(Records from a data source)
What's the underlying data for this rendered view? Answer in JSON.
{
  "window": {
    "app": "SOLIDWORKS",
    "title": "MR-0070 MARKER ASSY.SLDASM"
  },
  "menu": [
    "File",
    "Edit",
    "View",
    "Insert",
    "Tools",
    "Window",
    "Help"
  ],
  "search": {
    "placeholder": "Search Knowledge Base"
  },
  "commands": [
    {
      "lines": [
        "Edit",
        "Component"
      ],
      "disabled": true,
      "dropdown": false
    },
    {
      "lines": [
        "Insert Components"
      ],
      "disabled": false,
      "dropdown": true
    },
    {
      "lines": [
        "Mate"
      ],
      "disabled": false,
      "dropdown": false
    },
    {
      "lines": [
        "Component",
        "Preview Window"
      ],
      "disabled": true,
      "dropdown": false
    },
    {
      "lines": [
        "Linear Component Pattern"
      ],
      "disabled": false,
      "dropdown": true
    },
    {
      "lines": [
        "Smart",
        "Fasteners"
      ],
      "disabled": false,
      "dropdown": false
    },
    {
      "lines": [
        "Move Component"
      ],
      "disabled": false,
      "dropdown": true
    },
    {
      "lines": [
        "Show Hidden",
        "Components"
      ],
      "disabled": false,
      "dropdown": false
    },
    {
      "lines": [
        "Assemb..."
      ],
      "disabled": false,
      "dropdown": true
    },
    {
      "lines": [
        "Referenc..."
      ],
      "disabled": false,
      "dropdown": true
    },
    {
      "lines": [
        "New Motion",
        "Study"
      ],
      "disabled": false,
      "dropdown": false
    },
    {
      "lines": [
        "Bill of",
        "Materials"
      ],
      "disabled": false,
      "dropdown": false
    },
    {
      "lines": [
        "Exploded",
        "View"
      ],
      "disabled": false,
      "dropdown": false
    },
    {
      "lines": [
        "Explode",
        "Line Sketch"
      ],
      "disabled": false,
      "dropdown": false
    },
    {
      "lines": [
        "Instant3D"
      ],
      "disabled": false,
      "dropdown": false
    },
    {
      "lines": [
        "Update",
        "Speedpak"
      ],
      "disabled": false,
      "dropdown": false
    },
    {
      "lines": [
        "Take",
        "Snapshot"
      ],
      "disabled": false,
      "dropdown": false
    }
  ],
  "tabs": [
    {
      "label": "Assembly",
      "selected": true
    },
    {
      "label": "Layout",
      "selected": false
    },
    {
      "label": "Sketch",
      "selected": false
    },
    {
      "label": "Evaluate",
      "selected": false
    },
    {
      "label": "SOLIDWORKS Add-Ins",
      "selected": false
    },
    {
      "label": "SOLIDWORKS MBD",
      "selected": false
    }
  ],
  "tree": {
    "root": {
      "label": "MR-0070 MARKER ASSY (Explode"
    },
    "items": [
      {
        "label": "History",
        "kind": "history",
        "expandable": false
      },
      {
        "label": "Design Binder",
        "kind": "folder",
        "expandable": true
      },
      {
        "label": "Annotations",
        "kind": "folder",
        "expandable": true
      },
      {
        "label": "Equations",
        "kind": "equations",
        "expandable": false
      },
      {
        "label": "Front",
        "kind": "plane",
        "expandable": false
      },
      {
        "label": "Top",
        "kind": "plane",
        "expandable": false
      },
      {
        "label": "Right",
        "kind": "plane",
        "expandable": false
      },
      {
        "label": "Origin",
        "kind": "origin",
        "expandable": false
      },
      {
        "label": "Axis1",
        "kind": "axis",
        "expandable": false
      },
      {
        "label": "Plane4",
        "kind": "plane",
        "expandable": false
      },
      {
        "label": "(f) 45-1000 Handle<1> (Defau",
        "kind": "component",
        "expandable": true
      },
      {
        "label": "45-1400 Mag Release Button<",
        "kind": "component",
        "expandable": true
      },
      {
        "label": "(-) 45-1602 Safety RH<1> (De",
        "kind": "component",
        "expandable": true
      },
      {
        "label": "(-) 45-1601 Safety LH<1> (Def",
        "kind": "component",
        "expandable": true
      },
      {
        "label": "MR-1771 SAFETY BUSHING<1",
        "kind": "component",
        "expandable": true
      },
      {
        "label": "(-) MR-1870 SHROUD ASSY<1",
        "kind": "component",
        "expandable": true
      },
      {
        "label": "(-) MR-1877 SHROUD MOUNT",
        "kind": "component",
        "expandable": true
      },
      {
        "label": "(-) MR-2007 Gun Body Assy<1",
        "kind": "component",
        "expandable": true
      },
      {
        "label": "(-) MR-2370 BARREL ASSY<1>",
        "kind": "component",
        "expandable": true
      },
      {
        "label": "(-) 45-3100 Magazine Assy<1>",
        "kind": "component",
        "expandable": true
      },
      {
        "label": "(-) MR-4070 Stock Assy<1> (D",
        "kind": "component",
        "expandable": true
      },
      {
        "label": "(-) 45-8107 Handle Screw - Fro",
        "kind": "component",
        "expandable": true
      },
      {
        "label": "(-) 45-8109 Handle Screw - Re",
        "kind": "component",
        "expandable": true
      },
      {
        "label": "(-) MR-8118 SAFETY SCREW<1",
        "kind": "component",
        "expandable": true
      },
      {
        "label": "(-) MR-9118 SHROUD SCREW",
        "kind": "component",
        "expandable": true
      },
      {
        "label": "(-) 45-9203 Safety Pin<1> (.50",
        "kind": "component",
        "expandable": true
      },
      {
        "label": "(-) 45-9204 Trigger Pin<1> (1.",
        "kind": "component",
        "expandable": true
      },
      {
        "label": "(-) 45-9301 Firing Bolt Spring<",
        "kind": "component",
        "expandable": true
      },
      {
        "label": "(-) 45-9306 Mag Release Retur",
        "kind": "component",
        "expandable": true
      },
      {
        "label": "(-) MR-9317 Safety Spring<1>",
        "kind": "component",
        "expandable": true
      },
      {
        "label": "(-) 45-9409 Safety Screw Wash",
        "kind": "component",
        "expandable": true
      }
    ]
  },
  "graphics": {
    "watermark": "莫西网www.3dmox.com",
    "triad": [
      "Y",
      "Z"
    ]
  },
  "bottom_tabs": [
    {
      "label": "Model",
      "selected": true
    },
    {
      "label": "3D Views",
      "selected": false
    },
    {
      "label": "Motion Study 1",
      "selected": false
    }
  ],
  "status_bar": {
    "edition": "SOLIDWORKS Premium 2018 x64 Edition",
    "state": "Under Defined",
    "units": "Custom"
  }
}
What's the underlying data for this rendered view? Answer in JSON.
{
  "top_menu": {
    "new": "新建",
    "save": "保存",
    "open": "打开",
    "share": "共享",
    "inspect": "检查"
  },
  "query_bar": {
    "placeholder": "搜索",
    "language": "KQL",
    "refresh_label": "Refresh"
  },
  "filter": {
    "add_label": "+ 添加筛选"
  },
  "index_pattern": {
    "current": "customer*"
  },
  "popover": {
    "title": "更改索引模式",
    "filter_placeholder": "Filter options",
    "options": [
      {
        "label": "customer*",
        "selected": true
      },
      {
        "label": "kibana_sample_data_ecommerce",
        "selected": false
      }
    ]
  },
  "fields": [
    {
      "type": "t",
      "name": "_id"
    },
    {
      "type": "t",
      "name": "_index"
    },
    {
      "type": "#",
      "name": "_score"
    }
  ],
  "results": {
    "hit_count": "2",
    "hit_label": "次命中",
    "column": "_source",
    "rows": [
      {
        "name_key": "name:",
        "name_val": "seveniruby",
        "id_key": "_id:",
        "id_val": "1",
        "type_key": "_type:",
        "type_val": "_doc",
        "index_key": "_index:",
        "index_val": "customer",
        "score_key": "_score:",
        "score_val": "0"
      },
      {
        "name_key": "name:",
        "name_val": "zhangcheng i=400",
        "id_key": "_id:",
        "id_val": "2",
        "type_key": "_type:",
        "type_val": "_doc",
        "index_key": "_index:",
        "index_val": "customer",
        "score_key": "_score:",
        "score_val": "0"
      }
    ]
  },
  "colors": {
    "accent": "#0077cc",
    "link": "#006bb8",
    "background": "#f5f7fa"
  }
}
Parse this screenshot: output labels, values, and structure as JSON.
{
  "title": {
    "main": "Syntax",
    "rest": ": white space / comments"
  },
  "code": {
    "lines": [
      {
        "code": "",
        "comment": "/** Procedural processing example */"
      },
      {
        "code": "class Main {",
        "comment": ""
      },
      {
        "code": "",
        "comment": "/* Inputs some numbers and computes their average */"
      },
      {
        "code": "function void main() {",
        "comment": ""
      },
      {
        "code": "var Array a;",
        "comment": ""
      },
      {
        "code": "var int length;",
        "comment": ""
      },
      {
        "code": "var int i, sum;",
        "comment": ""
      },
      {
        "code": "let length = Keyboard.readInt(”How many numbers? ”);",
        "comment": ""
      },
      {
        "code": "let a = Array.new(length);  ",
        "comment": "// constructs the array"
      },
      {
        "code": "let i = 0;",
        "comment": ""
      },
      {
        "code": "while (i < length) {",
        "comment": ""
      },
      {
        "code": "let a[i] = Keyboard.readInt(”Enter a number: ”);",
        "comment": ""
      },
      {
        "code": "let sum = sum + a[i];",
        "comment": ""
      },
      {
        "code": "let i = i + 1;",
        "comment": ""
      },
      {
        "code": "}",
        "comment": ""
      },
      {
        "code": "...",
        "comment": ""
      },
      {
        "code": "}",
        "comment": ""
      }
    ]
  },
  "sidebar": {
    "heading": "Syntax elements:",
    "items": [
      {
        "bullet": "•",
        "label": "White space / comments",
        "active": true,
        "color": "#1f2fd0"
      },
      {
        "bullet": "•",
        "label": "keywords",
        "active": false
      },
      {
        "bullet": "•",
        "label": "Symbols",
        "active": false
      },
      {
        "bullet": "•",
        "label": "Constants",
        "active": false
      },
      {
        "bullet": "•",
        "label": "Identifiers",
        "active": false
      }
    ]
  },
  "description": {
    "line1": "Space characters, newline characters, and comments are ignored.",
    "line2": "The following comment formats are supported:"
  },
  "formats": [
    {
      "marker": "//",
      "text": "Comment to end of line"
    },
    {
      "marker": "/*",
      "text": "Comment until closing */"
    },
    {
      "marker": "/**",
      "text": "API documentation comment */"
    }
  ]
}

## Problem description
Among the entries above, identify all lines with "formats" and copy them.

## Response to the exercise
    "line2": "The following comment formats are supported:"
  "formats": [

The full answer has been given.